AMD has made the eagerly-anticipated Radeon HD 4770 GPU official. Although it is based on some of the most advanced technology--it's the first GPU manufactured using a 40nm process and has nearly as many transistors as the flagship Radeon HD 4890--it is neither the company's fastest nor most costly GPU.
The first Radeon HD 4770 cards with 512MB of memory cost around $110, but AMD says a rebate will push the cost just below a hundred dollars. That puts the new cards right between the Radeon HD 4670, which starts at around $70, and the top-of-the-line Radeon HD 4800 series, which starts at around $150 (not counting the Radeon HD 4830). The 4800 series cards are also available in dual GPU (X2) configurations.

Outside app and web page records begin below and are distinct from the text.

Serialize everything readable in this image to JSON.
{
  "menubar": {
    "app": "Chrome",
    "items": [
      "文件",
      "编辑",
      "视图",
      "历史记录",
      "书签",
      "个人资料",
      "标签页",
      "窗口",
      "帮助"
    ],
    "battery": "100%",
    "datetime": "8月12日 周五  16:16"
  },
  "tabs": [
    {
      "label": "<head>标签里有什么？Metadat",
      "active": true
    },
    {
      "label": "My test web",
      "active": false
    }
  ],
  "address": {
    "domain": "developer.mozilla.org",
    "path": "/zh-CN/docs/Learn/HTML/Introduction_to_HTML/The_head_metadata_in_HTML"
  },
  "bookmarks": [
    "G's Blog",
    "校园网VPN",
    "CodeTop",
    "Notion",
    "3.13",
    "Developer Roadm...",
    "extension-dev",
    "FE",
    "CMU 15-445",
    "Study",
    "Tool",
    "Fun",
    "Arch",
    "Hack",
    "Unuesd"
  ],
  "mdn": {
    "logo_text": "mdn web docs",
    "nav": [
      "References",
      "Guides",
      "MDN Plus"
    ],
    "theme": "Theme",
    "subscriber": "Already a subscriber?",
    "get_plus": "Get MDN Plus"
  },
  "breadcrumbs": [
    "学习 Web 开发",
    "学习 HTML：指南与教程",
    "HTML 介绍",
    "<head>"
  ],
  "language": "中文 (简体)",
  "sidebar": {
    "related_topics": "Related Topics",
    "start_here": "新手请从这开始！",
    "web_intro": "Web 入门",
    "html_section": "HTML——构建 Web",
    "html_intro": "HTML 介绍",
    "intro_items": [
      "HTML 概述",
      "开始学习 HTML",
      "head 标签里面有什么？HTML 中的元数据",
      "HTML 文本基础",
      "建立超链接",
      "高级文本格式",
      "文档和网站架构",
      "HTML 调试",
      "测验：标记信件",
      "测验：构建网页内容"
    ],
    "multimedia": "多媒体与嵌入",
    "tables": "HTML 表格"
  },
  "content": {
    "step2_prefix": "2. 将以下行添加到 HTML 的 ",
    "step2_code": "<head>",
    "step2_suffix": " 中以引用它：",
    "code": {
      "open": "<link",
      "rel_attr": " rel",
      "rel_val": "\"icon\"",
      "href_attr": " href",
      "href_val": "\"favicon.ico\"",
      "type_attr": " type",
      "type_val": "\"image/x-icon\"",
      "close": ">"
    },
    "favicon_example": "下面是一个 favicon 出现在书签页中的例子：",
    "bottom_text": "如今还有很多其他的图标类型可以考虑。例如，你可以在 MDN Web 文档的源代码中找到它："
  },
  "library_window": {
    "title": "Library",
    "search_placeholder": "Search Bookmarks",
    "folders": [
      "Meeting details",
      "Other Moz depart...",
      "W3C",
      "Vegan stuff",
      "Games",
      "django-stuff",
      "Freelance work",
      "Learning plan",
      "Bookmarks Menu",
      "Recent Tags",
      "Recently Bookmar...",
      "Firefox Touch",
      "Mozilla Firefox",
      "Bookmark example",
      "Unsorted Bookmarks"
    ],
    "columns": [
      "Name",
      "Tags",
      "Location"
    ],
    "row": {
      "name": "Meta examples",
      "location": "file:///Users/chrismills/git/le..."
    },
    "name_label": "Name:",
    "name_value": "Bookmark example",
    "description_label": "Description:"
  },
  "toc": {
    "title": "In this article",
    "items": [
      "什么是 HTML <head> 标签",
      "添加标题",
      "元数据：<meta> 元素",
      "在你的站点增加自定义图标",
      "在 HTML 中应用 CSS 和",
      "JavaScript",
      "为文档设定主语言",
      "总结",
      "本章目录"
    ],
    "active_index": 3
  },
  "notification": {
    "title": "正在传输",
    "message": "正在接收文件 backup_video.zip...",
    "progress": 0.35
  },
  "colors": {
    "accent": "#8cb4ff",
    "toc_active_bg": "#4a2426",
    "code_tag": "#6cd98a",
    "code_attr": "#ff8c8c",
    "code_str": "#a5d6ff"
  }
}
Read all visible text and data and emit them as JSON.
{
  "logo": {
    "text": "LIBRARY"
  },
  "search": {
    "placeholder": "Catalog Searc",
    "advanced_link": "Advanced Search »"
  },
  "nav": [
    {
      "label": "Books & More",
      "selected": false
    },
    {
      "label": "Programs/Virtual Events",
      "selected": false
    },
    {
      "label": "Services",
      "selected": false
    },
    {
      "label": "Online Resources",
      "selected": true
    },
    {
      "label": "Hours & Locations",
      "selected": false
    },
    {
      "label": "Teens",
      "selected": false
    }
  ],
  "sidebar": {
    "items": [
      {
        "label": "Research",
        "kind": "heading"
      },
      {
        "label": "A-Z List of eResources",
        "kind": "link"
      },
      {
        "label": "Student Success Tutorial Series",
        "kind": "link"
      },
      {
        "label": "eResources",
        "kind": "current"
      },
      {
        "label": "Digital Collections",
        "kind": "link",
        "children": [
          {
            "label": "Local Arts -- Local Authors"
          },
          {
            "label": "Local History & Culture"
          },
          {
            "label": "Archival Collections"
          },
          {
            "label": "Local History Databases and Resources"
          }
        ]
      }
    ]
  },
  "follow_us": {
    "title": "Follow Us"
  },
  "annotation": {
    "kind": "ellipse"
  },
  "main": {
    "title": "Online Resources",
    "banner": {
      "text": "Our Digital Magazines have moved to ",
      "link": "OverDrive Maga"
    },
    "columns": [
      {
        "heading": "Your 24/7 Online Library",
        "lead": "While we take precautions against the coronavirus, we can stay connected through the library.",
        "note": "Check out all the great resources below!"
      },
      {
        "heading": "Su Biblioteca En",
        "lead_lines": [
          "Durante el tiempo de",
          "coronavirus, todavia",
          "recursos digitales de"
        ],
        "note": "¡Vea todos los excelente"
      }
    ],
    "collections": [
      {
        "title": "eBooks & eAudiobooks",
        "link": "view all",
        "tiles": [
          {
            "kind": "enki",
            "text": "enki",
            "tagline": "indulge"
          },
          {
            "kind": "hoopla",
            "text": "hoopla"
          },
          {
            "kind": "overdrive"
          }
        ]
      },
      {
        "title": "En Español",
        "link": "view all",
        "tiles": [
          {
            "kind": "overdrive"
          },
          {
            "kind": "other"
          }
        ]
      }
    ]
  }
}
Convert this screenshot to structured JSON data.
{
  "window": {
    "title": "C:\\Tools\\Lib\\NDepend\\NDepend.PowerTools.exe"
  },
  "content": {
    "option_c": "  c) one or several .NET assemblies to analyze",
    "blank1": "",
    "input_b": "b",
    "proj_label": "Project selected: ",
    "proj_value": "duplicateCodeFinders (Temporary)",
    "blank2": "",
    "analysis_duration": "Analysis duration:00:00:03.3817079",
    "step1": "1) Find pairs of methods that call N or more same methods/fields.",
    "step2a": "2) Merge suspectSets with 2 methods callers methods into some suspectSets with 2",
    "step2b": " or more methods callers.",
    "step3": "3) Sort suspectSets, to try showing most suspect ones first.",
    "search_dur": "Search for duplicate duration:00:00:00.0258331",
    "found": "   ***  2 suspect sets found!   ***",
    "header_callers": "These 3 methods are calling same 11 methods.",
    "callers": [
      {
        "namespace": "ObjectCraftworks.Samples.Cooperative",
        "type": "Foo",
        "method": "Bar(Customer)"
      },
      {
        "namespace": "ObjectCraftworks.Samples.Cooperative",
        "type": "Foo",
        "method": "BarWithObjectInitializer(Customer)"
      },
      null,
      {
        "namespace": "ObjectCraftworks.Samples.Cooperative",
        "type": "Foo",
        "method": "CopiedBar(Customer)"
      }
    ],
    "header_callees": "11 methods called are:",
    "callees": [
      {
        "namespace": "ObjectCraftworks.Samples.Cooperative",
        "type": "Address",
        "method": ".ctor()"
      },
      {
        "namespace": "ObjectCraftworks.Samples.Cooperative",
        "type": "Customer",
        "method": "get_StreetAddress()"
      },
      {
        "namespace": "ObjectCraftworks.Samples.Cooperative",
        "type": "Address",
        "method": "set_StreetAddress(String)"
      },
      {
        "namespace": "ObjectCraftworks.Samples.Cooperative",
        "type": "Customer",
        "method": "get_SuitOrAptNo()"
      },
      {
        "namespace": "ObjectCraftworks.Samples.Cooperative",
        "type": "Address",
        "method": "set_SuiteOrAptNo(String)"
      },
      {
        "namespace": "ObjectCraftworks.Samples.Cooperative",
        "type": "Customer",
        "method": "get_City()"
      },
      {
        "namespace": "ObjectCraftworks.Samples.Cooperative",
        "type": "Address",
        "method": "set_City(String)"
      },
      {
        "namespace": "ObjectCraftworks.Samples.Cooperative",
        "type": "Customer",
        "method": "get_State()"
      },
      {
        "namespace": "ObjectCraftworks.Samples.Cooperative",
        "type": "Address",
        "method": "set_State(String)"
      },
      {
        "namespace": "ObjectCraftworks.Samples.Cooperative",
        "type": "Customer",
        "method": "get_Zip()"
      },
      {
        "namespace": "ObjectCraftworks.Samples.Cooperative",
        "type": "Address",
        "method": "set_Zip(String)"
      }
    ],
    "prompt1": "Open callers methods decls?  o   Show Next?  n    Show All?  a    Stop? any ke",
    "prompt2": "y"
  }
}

Don't let the bargain price fool you. In terms of performance, the new GPU rivals the Radeon HD 4850 thanks to several features--750MHz core clock, fast GDDR5 memory--it shares with the Radeon HD 4870. That leaves the Radeon HD 4830 in a bit of an awkward spot, and perhaps AMD will cut the prices on that card to clear out inventory. Nvidia may also be forced to make some changes. Though it is designed to go head-to-head with GeForce 9800 GT, which starts at about $115, the Radeon HD 4770 not only outperformed it, but on many tests also performed on par with the GeForce 9800 GTX+, which costs at least $130.
Cards based on the Radeon HD 4770 are already available from Asus, Gigabyte, HIS, PowerColor, Sapphire and XFX. Here's some of the extensive reviews coverage:
Separately, AMD announced a faster dual-core Athlon processor priced at $69. The 2.8GHz Athlon X2 7850 is a "Black Edition" chip, which means it can easily be over-clocked using AMD's OverDrive utility to boost performance. These dual-core Black Edition parts have reportedly been over-clocked to around 3.3GHz. AMD is pushing the Athlon X2 7850--combined with a Radeon HD 4000 series card, such as the $99 Radeon HD 4770, and the 7-series chipset--as a good value for gamers. And frankly it's hard to argue with them on this one.